Sometimes a childhood scene stays in your mind.
Then later, in midlife, you make connections, and recognize it was the beginning of a lesson learned.
I was maybe eight or nine, as I watched my mother walk gracefully into my grandmother’s sitting room, where Nanny sat knitting in her rocker. I was quietly hoping I would be offered a cold Coke, as was my grandmother’s habit, but was at the moment swallowed up in Grandaddy’s huge leather chair. I don’t remember the subject that was being discussed, but suddenly, I heard Nanny state sharply to my impeccably dressed mom, “Your skirt’s too tight.”
My mother’s whole demeanor changed. What had been airy and light-hearted turned uncertain, and a little defensive.
I recognized my mother’s desperate need for her own mother’s approval. I saw her as a daughter. I felt her vulnerability. I was confused, and a little mad at Nanny for what I’d seen.
My mother grew quiet. I’m not sure I ever saw that skirt again.
Forward time until you reach me in my mid-40’s. I’m walking down the long center hall to my parents’ bedroom, and can see my mother sitting, as she always did, in her own chair. I had on my usual jeans and sweater, but was wearing heavy boots. Our move to the Ozarks had led me to enjoy hiking around the surrounding mountain trails, and these were a new addition to my rather laid-back wardrobe.
Once I reached my mom, she remarked, quietly, “Those boots don’t look like something you would wear.” The criticism was more subtle than my grandmother’s, and I wondered if I was being too sensitive.
I laughed, which was (and still is) my go-to defense. “Oh Mom, I’ve become quite the mountain woman now that I don’t live in Dallas anymore.” She didn’t particularly think that was amusing, and continued frowning. She had been waiting years for me to dress more… appropriately.
One more forward, but now, only a few weeks after that particular conversation.
It was morning, and I was getting dressed for the day. I reached for the boots.
I heard a voice, loud and clear. My voice, not my mother’s.
“You look stupid in these. You need to wear a heel, because you’re short. How could you not care about the way you look?”
Tears came to my eyes. I made the connection immediately.
I remembered the scene between my mom and her mom.
I shoved the boots on my feet, lacing them up tightly. I was 45 years old. I wasn’t going to stay quiet, at least in my own head.
Daughters have a hard enough time, separating their identities from their mothers. There are many patterns of relationships, each having its own challenges. A relationship can be what is termed “enmeshed,” where there is little boundary between mother and daughter. These are particularly difficult to recognize, because they can look like the daughter is being loved very well.
When teenage daughters separate emotionally from their moms, it, at times, isn’t a pretty sight. Our teenage years can be filled with screams of, “I hate you,”or, “You’re the worst mother in the world,” in an attempt to distance.
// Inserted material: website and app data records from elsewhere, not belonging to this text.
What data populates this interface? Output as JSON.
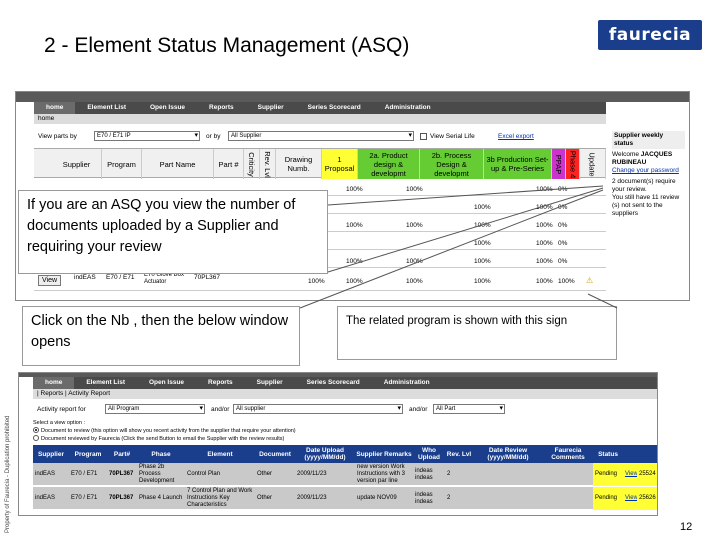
{
  "slide": {
    "title": "2 - Element Status Management  (ASQ)",
    "logo_text": "faurecia",
    "side_text": "Property of Faurecia - Duplication prohibited",
    "page_number": "12"
  },
  "screen1": {
    "nav_tabs": [
      "home",
      "Element List",
      "Open Issue",
      "Reports",
      "Supplier",
      "Series Scorecard",
      "Administration"
    ],
    "breadcrumb": "home",
    "filter": {
      "view_parts_by_label": "View parts by",
      "program_select": "E70 / E71  IP",
      "or_by_label": "or by",
      "supplier_select": "All Supplier",
      "view_serial_life_label": "View Serial Life",
      "excel_export": "Excel export"
    },
    "headers": {
      "supplier": "Supplier",
      "program": "Program",
      "part_name": "Part Name",
      "part_no": "Part #",
      "criticity": "Criticity",
      "rev_lvl": "Rev. Lvl",
      "drawing": "Drawing Numb.",
      "proposal": "1 Proposal",
      "product_design": "2a. Product design & developmt",
      "process_design": "2b. Process Design & developmt",
      "production": "3b Production Set-up & Pre-Series",
      "ppap": "PPAP",
      "phase": "Phase 4",
      "update": "Update"
    },
    "rows": [
      {
        "c1": "100%",
        "c2": "100%",
        "c3": "",
        "c4": "100%",
        "c5": "0%"
      },
      {
        "c1": "",
        "c2": "",
        "c3": "100%",
        "c4": "100%",
        "c5": "0%"
      },
      {
        "c1": "100%",
        "c2": "100%",
        "c3": "100%",
        "c4": "100%",
        "c5": "0%"
      },
      {
        "c1": "",
        "c2": "",
        "c3": "100%",
        "c4": "100%",
        "c5": "0%"
      },
      {
        "c1": "100%",
        "c2": "100%",
        "c3": "100%",
        "c4": "100%",
        "c5": "0%"
      }
    ],
    "last_row": {
      "view": "View",
      "supplier": "indEAS",
      "program": "E70 / E71",
      "part_name": "E70 Glove Box Actuator",
      "part_no": "70PL367",
      "c0": "100%",
      "c1": "100%",
      "c2": "100%",
      "c3": "100%",
      "c4": "100%",
      "c5": "100%"
    },
    "sidebar": {
      "header": "Supplier weekly status",
      "welcome": "Welcome",
      "user": "JACQUES RUBINEAU",
      "change_password": "Change your password",
      "line1": "2 document(s) require your review.",
      "line2": "You still have 11 review (s) not sent to the suppliers"
    }
  },
  "callouts": {
    "asq": "If you are an ASQ you view the number of documents uploaded by a Supplier and requiring your review",
    "click": "Click on the Nb , then the below window opens",
    "related": "The related program is shown with this sign"
  },
  "screen2": {
    "nav_tabs": [
      "home",
      "Element List",
      "Open Issue",
      "Reports",
      "Supplier",
      "Series Scorecard",
      "Administration"
    ],
    "breadcrumb": "| Reports | Activity Report",
    "filter": {
      "activity_label": "Activity report for",
      "program_select": "All Program",
      "andor1": "and/or",
      "supplier_select": "All supplier",
      "andor2": "and/or",
      "part_select": "All Part"
    },
    "radio_title": "Select a view option :",
    "radio1": "Document to review (this option will show you recent activity from the supplier that require your attention)",
    "radio2": "Document reviewed by Faurecia (Click the send Button to email the Supplier with the review results)",
    "headers": [
      "Supplier",
      "Program",
      "Part#",
      "Phase",
      "Element",
      "Document",
      "Date Upload (yyyy/MM/dd)",
      "Supplier Remarks",
      "Who Upload",
      "Rev. Lvl",
      "Date Review (yyyy/MM/dd)",
      "Faurecia Comments",
      "Status"
    ],
    "rows": [
      {
        "supplier": "indEAS",
        "program": "E70 / E71",
        "part": "70PL367",
        "phase": "Phase 2b Process Development",
        "element": "Control Plan",
        "document": "Other",
        "date_upload": "2009/11/23",
        "remarks": "new version Work Instructions with 3 version par line",
        "who": "indeas indeas",
        "rev": "2",
        "date_review": "",
        "comments": "",
        "status": "Pending",
        "view": "View",
        "id": "25524"
      },
      {
        "supplier": "indEAS",
        "program": "E70 / E71",
        "part": "70PL367",
        "phase": "Phase 4 Launch",
        "element": "7 Control Plan and Work Instructions Key Characteristics",
        "document": "Other",
        "date_upload": "2009/11/23",
        "remarks": "update NOV09",
        "who": "indeas indeas",
        "rev": "2",
        "date_review": "",
        "comments": "",
        "status": "Pending",
        "view": "View",
        "id": "25626"
      }
    ]
  },
  "colors": {
    "brand_blue": "#1a3e8c",
    "nav_dark": "#4a4a4a",
    "yellow": "#ffff33",
    "green": "#66cc33",
    "magenta": "#cc33cc",
    "red": "#ff2222"
  }
}
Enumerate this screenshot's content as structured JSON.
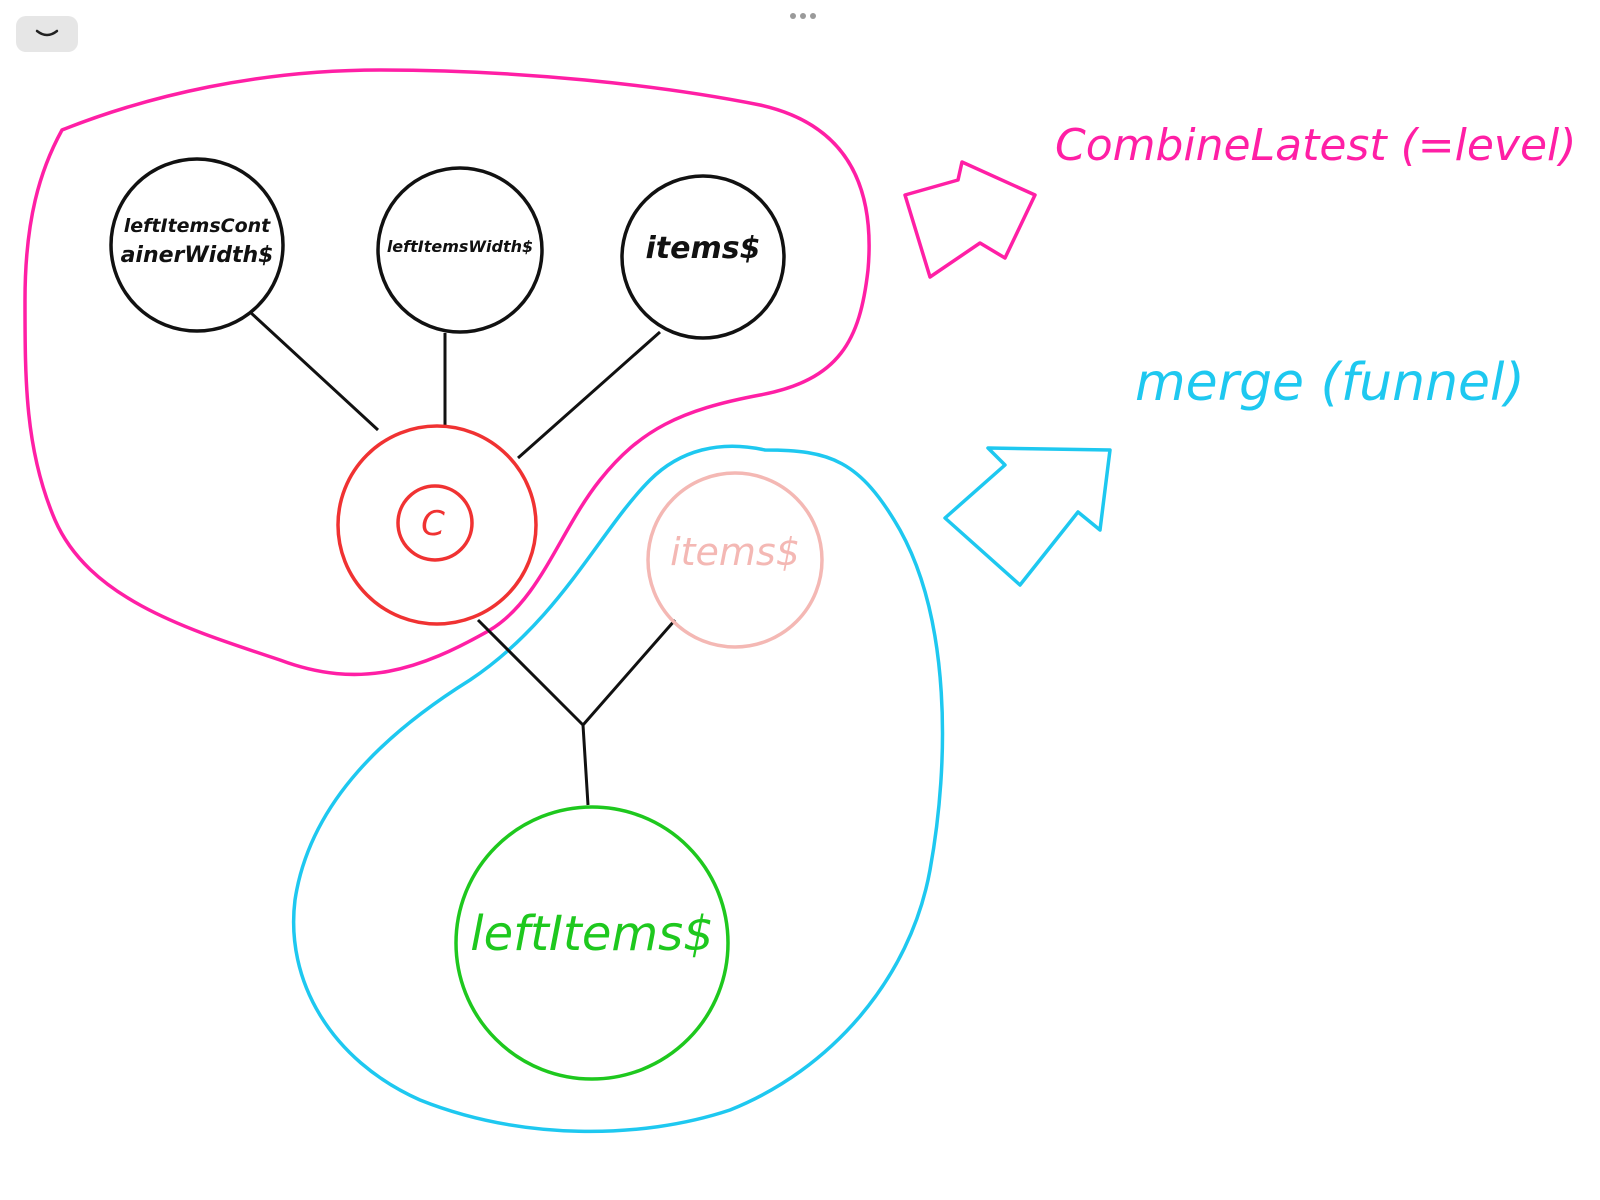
{
  "toolbar": {
    "collapse_icon": "chevron-down-icon",
    "more_icon": "more-dots-icon"
  },
  "colors": {
    "combine_group": "#ff1fa5",
    "merge_group": "#1ec8f0",
    "combine_node": "#f03232",
    "faded_node": "#f4b8b4",
    "result_node": "#1ec81e",
    "ink": "#111111"
  },
  "nodes": {
    "left_items_container_width_line1": "leftItemsCont",
    "left_items_container_width_line2": "ainerWidth$",
    "left_items_width": "leftItemsWidth$",
    "items": "items$",
    "combine_symbol": "C",
    "items_faded": "items$",
    "left_items": "leftItems$"
  },
  "annotations": {
    "combine_latest": "CombineLatest (=level)",
    "merge": "merge (funnel)"
  }
}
When all goes well, those bonds can be renegotiated, words forgiven, and mother and daughter enter another healthy phase, one where their differences are respected.
Yet for some, that separation is never quite completed. Even in midlife, you can struggle with trying to have your own identity. You attend the church she does. You stay married to someone who is abusive because she would never approve of a divorce. You have to call or text her several times a day to avoid her disappointment. You change clothes before you see her. You feel you have to include her in everything you do.
You pick through the truth of your life, and only tell her what you believe she can accept.
And even worse, you feel guilty for doing it.
It’s very sad to recognize.
It can be made more complicated if your mother has significant mental illness, a personality disorder, like borderline, or strict religious differences that will impede the relationship. Truly vicious things can occur if those boundaries are challenged or questioned.
Yet when you do, you can begin to change. It takes practice, and compassion for yourself. It takes realizing that your own mother may never have felt that approval, so she doesn’t know how to give it. It takes support from others who will help and listen. It takes the recognition that your mom can’t give what she doesn’t believe in, or what she doesn’t understand, and you’ll be okay.
You have to pull on your proverbial boots and lead your life, for you.
Recognize that you are separate from your mom, and that your behavior and choices reflect who you are as a person. You may not get permission from her for this growth, but it’s vital.
For you. For your children. For any relationship you might have.
And maybe, just maybe, she’ll get it.
Maybe she’ll remember what it felt like.
If not, you’ll have some grieving to do. But you’ll enjoy those boots.
You can read more of Dr. Margaret on her website, drmargaretrutherford.com.